Task details: A word-for-word copy of the data, pictures excluded, is what this task asks for.

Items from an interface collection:
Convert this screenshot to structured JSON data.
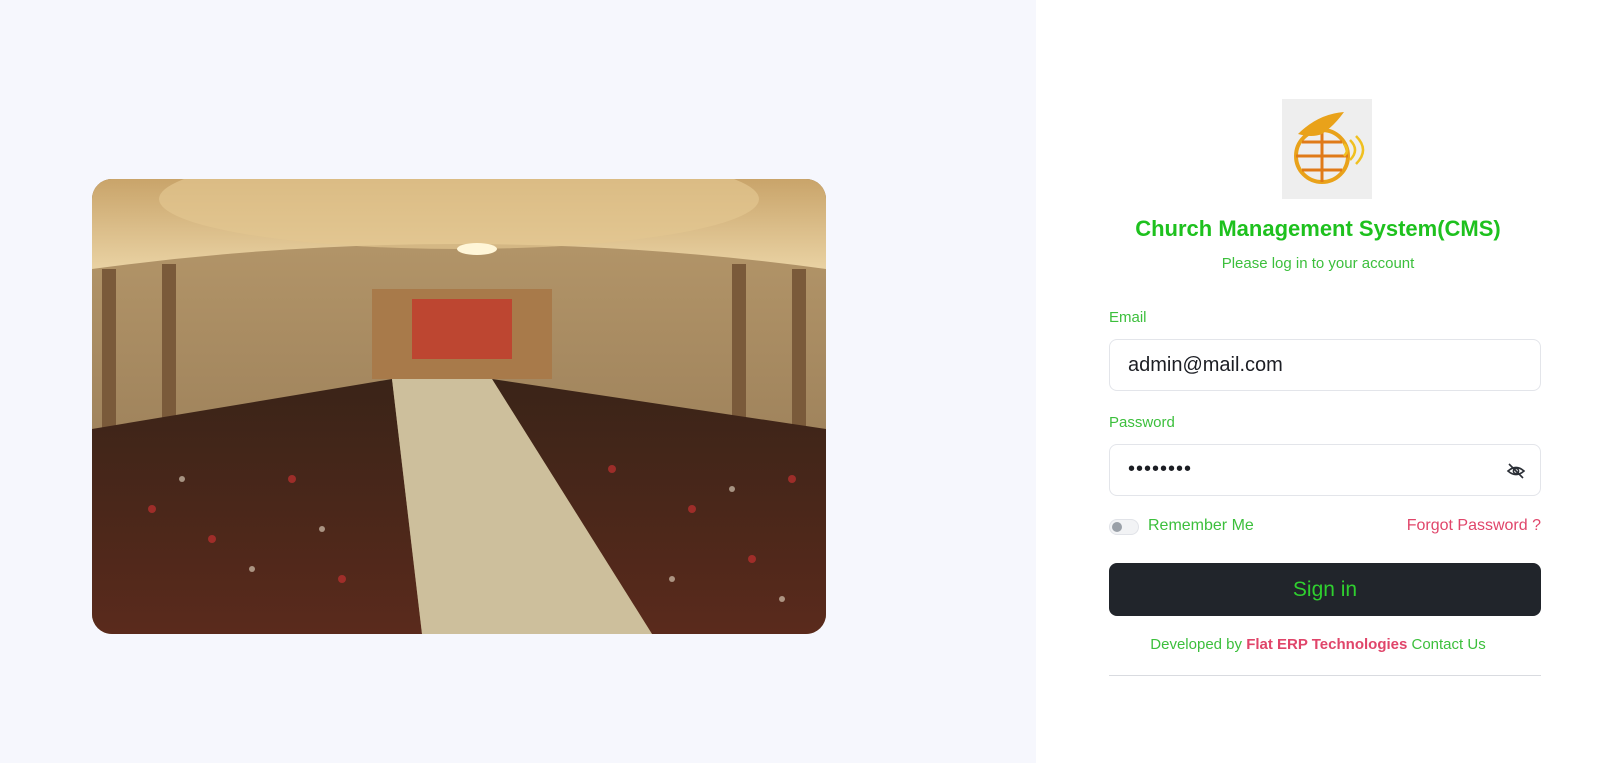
{
  "hero": {
    "image": "church-congregation-photo"
  },
  "header": {
    "app_title": "Church Management System(CMS)",
    "subtitle": "Please log in to your account"
  },
  "form": {
    "email_label": "Email",
    "email_value": "admin@mail.com",
    "password_label": "Password",
    "password_masked": "••••••••",
    "remember_label": "Remember Me",
    "remember_checked": false,
    "forgot_label": "Forgot Password ?",
    "signin_label": "Sign in"
  },
  "footer": {
    "developed_by": "Developed by",
    "company": "Flat ERP Technologies",
    "contact": "Contact Us"
  },
  "colors": {
    "accent_green": "#1ec11e",
    "link_pink": "#e0456a",
    "button_dark": "#21252b",
    "left_bg": "#f6f7fd"
  },
  "icons": {
    "logo": "globe-dove-broadcast-logo",
    "password_toggle": "eye-slash-icon"
  }
}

Worked solution:
Convert this screenshot to structured JSON data.
{
  "hero": {
    "image": "church-congregation-photo"
  },
  "header": {
    "app_title": "Church Management System(CMS)",
    "subtitle": "Please log in to your account"
  },
  "form": {
    "email_label": "Email",
    "email_value": "admin@mail.com",
    "password_label": "Password",
    "password_masked": "••••••••",
    "remember_label": "Remember Me",
    "remember_checked": false,
    "forgot_label": "Forgot Password ?",
    "signin_label": "Sign in"
  },
  "footer": {
    "developed_by": "Developed by",
    "company": "Flat ERP Technologies",
    "contact": "Contact Us"
  },
  "colors": {
    "accent_green": "#1ec11e",
    "link_pink": "#e0456a",
    "button_dark": "#21252b",
    "left_bg": "#f6f7fd"
  },
  "icons": {
    "logo": "globe-dove-broadcast-logo",
    "password_toggle": "eye-slash-icon"
  }
}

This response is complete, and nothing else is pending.